- Records to process -

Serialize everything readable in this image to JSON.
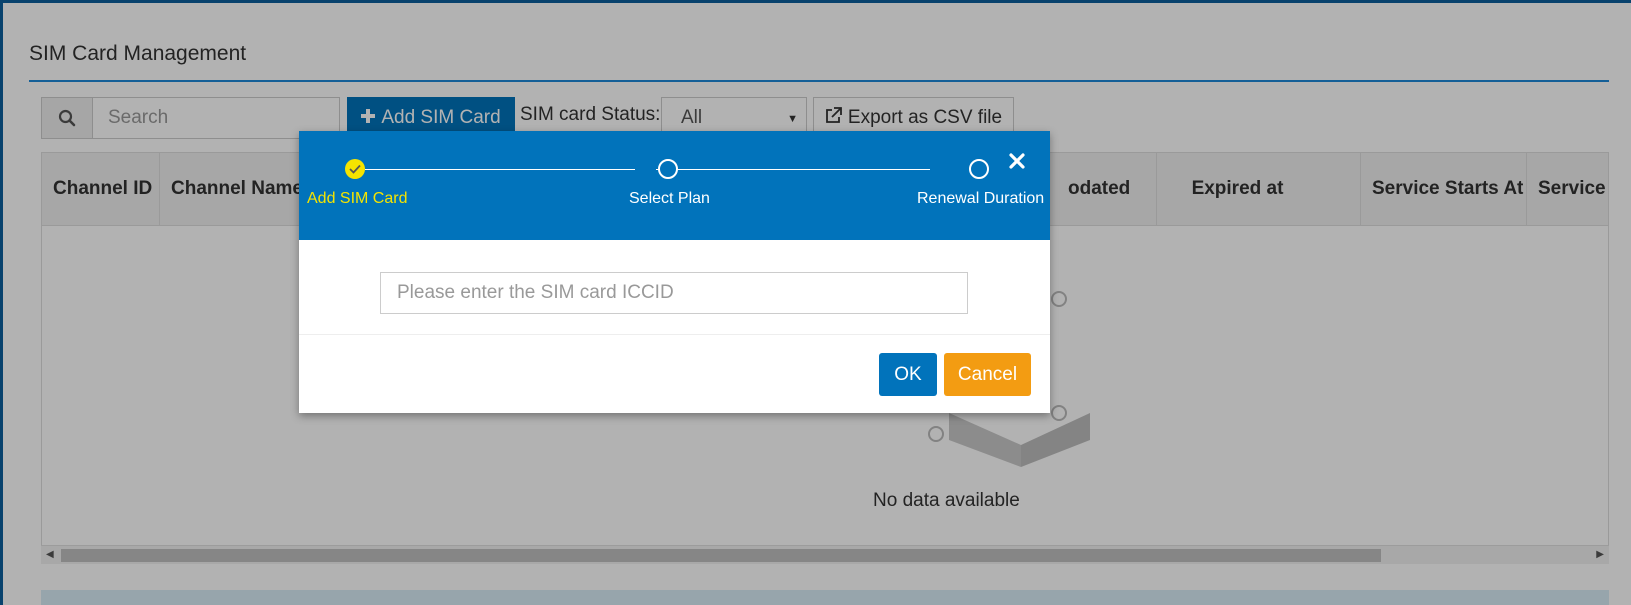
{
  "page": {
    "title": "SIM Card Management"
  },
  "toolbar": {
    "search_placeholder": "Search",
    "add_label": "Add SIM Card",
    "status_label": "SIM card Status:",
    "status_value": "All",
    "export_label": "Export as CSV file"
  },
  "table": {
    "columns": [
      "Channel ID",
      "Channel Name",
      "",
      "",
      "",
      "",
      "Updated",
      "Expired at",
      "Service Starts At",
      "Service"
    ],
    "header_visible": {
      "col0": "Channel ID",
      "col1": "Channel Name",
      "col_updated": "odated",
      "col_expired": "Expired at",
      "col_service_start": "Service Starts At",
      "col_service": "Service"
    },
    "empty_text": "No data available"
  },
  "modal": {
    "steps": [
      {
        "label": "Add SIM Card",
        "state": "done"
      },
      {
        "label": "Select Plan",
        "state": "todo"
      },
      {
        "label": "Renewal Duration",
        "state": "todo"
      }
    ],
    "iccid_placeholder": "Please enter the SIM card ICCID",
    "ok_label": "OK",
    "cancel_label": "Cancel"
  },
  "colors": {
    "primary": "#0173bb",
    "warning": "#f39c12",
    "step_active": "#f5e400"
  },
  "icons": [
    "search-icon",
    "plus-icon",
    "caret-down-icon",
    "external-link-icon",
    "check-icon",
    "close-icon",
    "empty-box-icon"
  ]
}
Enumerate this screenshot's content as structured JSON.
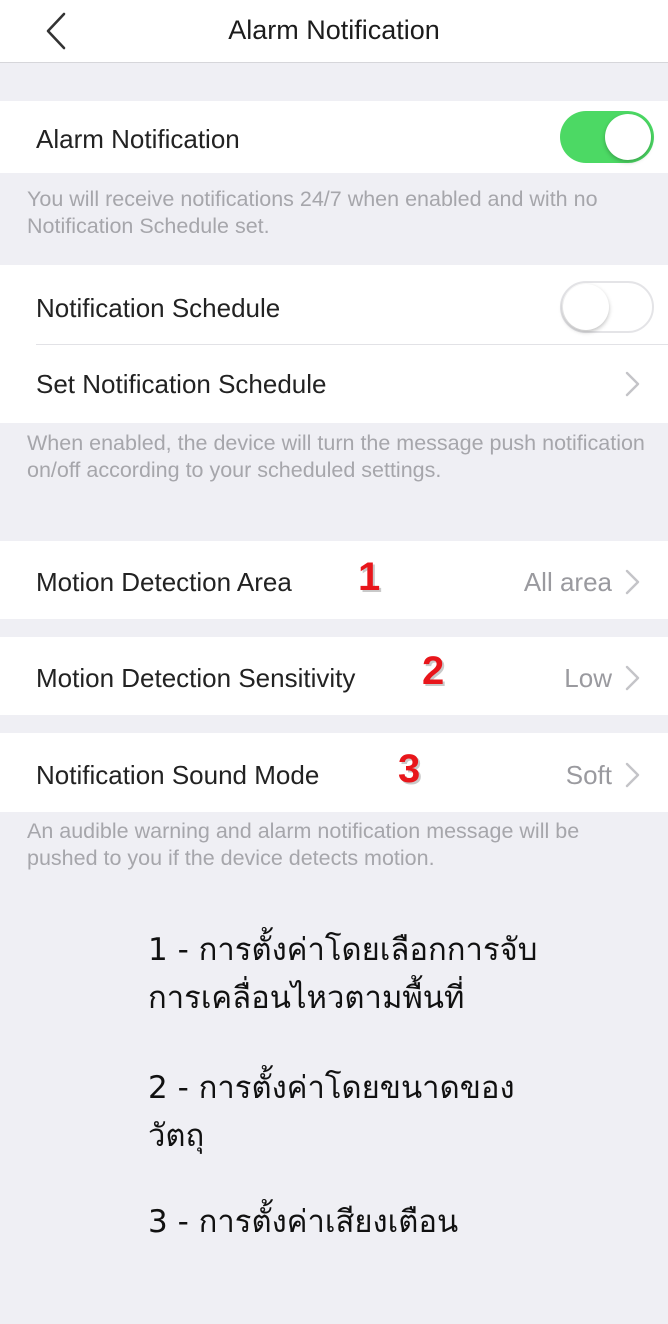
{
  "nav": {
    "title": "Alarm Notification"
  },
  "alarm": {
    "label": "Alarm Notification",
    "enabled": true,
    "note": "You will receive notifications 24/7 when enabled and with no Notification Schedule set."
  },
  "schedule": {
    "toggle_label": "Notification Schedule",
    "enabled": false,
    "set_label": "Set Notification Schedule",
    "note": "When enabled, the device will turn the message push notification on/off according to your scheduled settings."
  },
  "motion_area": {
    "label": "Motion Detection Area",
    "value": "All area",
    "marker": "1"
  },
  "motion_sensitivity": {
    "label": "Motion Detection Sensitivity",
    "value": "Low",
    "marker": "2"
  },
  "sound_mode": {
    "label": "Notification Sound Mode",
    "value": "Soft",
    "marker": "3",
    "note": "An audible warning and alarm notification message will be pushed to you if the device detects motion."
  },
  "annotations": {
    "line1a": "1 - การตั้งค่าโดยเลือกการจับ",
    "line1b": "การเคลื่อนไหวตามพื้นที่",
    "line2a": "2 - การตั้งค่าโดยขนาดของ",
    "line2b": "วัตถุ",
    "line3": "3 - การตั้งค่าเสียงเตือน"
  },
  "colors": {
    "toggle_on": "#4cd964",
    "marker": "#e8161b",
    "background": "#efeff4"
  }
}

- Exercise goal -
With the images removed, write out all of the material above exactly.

- Response to this task -
Serialize everything readable in this image to JSON.
{
  "page": {
    "title": "SIM Card Management"
  },
  "toolbar": {
    "search_placeholder": "Search",
    "add_label": "Add SIM Card",
    "status_label": "SIM card Status:",
    "status_value": "All",
    "export_label": "Export as CSV file"
  },
  "table": {
    "columns": [
      "Channel ID",
      "Channel Name",
      "",
      "",
      "",
      "",
      "Updated",
      "Expired at",
      "Service Starts At",
      "Service"
    ],
    "header_visible": {
      "col0": "Channel ID",
      "col1": "Channel Name",
      "col_updated": "odated",
      "col_expired": "Expired at",
      "col_service_start": "Service Starts At",
      "col_service": "Service"
    },
    "empty_text": "No data available"
  },
  "modal": {
    "steps": [
      {
        "label": "Add SIM Card",
        "state": "done"
      },
      {
        "label": "Select Plan",
        "state": "todo"
      },
      {
        "label": "Renewal Duration",
        "state": "todo"
      }
    ],
    "iccid_placeholder": "Please enter the SIM card ICCID",
    "ok_label": "OK",
    "cancel_label": "Cancel"
  },
  "colors": {
    "primary": "#0173bb",
    "warning": "#f39c12",
    "step_active": "#f5e400"
  },
  "icons": [
    "search-icon",
    "plus-icon",
    "caret-down-icon",
    "external-link-icon",
    "check-icon",
    "close-icon",
    "empty-box-icon"
  ]
}
Enumerate this screenshot's content as structured JSON.
{
  "nav": {
    "title": "Alarm Notification"
  },
  "alarm": {
    "label": "Alarm Notification",
    "enabled": true,
    "note": "You will receive notifications 24/7 when enabled and with no Notification Schedule set."
  },
  "schedule": {
    "toggle_label": "Notification Schedule",
    "enabled": false,
    "set_label": "Set Notification Schedule",
    "note": "When enabled, the device will turn the message push notification on/off according to your scheduled settings."
  },
  "motion_area": {
    "label": "Motion Detection Area",
    "value": "All area",
    "marker": "1"
  },
  "motion_sensitivity": {
    "label": "Motion Detection Sensitivity",
    "value": "Low",
    "marker": "2"
  },
  "sound_mode": {
    "label": "Notification Sound Mode",
    "value": "Soft",
    "marker": "3",
    "note": "An audible warning and alarm notification message will be pushed to you if the device detects motion."
  },
  "annotations": {
    "line1a": "1 - การตั้งค่าโดยเลือกการจับ",
    "line1b": "การเคลื่อนไหวตามพื้นที่",
    "line2a": "2 - การตั้งค่าโดยขนาดของ",
    "line2b": "วัตถุ",
    "line3": "3 - การตั้งค่าเสียงเตือน"
  },
  "colors": {
    "toggle_on": "#4cd964",
    "marker": "#e8161b",
    "background": "#efeff4"
  }
}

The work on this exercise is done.